> _EXCERPTED DATA_:
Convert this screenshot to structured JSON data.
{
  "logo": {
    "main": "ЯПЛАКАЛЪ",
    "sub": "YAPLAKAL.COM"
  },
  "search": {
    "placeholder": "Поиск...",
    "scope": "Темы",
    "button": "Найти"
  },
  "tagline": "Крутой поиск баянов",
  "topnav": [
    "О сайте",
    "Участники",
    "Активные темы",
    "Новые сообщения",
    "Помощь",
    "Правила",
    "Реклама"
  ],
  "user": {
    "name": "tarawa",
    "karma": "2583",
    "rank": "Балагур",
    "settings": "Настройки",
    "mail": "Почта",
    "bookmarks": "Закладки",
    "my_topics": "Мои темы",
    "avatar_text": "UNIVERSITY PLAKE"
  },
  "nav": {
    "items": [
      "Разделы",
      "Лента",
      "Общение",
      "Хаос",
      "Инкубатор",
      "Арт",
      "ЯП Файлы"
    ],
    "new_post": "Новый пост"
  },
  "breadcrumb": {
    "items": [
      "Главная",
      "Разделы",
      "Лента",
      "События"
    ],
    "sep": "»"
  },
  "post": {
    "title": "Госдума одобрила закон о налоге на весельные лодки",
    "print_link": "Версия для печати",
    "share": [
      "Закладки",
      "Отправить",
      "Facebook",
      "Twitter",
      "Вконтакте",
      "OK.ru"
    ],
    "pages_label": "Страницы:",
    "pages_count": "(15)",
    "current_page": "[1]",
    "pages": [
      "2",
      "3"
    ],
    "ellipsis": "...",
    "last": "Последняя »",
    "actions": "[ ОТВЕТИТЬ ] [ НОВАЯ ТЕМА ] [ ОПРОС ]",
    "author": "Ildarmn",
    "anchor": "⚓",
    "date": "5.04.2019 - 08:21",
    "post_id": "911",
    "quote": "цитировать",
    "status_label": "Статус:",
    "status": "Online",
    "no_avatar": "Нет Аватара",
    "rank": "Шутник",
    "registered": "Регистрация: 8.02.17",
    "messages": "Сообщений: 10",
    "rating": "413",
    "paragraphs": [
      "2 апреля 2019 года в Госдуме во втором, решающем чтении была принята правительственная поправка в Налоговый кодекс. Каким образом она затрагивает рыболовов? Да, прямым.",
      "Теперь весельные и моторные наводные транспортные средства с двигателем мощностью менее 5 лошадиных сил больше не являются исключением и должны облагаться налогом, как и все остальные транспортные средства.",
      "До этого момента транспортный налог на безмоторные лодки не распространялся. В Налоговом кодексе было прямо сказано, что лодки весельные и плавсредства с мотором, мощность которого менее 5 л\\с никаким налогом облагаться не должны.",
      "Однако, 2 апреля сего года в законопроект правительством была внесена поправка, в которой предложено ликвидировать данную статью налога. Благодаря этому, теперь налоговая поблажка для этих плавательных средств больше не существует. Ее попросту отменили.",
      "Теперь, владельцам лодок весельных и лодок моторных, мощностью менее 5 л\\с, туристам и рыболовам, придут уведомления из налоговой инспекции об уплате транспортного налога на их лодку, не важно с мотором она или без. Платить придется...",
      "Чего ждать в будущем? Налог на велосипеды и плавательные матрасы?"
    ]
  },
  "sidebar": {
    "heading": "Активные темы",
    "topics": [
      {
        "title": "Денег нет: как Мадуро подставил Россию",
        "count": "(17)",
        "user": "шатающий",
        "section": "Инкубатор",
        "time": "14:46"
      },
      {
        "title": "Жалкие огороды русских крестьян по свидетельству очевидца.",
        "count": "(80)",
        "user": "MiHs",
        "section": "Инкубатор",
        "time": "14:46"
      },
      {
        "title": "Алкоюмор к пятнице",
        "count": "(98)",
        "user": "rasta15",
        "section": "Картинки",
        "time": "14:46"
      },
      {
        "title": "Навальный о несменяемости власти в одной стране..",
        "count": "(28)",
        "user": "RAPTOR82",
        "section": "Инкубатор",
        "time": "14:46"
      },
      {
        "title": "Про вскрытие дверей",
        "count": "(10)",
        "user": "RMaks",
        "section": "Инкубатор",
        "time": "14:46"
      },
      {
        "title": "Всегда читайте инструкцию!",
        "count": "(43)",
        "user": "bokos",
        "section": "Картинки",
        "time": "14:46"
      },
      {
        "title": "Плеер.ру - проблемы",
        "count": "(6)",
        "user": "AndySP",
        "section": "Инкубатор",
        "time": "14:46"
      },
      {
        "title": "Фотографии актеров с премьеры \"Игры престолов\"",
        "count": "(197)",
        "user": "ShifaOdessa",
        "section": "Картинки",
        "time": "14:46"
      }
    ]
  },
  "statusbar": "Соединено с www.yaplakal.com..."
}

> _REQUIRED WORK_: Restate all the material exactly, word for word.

> _RESULT FOR THIS EXERCISE_:
Convert this screenshot to structured JSON data.
{
  "logo": {
    "main": "ЯПЛАКАЛЪ",
    "sub": "YAPLAKAL.COM"
  },
  "search": {
    "placeholder": "Поиск...",
    "scope": "Темы",
    "button": "Найти"
  },
  "tagline": "Крутой поиск баянов",
  "topnav": [
    "О сайте",
    "Участники",
    "Активные темы",
    "Новые сообщения",
    "Помощь",
    "Правила",
    "Реклама"
  ],
  "user": {
    "name": "tarawa",
    "karma": "2583",
    "rank": "Балагур",
    "settings": "Настройки",
    "mail": "Почта",
    "bookmarks": "Закладки",
    "my_topics": "Мои темы",
    "avatar_text": "UNIVERSITY PLAKE"
  },
  "nav": {
    "items": [
      "Разделы",
      "Лента",
      "Общение",
      "Хаос",
      "Инкубатор",
      "Арт",
      "ЯП Файлы"
    ],
    "new_post": "Новый пост"
  },
  "breadcrumb": {
    "items": [
      "Главная",
      "Разделы",
      "Лента",
      "События"
    ],
    "sep": "»"
  },
  "post": {
    "title": "Госдума одобрила закон о налоге на весельные лодки",
    "print_link": "Версия для печати",
    "share": [
      "Закладки",
      "Отправить",
      "Facebook",
      "Twitter",
      "Вконтакте",
      "OK.ru"
    ],
    "pages_label": "Страницы:",
    "pages_count": "(15)",
    "current_page": "[1]",
    "pages": [
      "2",
      "3"
    ],
    "ellipsis": "...",
    "last": "Последняя »",
    "actions": "[ ОТВЕТИТЬ ] [ НОВАЯ ТЕМА ] [ ОПРОС ]",
    "author": "Ildarmn",
    "anchor": "⚓",
    "date": "5.04.2019 - 08:21",
    "post_id": "911",
    "quote": "цитировать",
    "status_label": "Статус:",
    "status": "Online",
    "no_avatar": "Нет Аватара",
    "rank": "Шутник",
    "registered": "Регистрация: 8.02.17",
    "messages": "Сообщений: 10",
    "rating": "413",
    "paragraphs": [
      "2 апреля 2019 года в Госдуме во втором, решающем чтении была принята правительственная поправка в Налоговый кодекс. Каким образом она затрагивает рыболовов? Да, прямым.",
      "Теперь весельные и моторные наводные транспортные средства с двигателем мощностью менее 5 лошадиных сил больше не являются исключением и должны облагаться налогом, как и все остальные транспортные средства.",
      "До этого момента транспортный налог на безмоторные лодки не распространялся. В Налоговом кодексе было прямо сказано, что лодки весельные и плавсредства с мотором, мощность которого менее 5 л\\с никаким налогом облагаться не должны.",
      "Однако, 2 апреля сего года в законопроект правительством была внесена поправка, в которой предложено ликвидировать данную статью налога. Благодаря этому, теперь налоговая поблажка для этих плавательных средств больше не существует. Ее попросту отменили.",
      "Теперь, владельцам лодок весельных и лодок моторных, мощностью менее 5 л\\с, туристам и рыболовам, придут уведомления из налоговой инспекции об уплате транспортного налога на их лодку, не важно с мотором она или без. Платить придется...",
      "Чего ждать в будущем? Налог на велосипеды и плавательные матрасы?"
    ]
  },
  "sidebar": {
    "heading": "Активные темы",
    "topics": [
      {
        "title": "Денег нет: как Мадуро подставил Россию",
        "count": "(17)",
        "user": "шатающий",
        "section": "Инкубатор",
        "time": "14:46"
      },
      {
        "title": "Жалкие огороды русских крестьян по свидетельству очевидца.",
        "count": "(80)",
        "user": "MiHs",
        "section": "Инкубатор",
        "time": "14:46"
      },
      {
        "title": "Алкоюмор к пятнице",
        "count": "(98)",
        "user": "rasta15",
        "section": "Картинки",
        "time": "14:46"
      },
      {
        "title": "Навальный о несменяемости власти в одной стране..",
        "count": "(28)",
        "user": "RAPTOR82",
        "section": "Инкубатор",
        "time": "14:46"
      },
      {
        "title": "Про вскрытие дверей",
        "count": "(10)",
        "user": "RMaks",
        "section": "Инкубатор",
        "time": "14:46"
      },
      {
        "title": "Всегда читайте инструкцию!",
        "count": "(43)",
        "user": "bokos",
        "section": "Картинки",
        "time": "14:46"
      },
      {
        "title": "Плеер.ру - проблемы",
        "count": "(6)",
        "user": "AndySP",
        "section": "Инкубатор",
        "time": "14:46"
      },
      {
        "title": "Фотографии актеров с премьеры \"Игры престолов\"",
        "count": "(197)",
        "user": "ShifaOdessa",
        "section": "Картинки",
        "time": "14:46"
      }
    ]
  },
  "statusbar": "Соединено с www.yaplakal.com..."
}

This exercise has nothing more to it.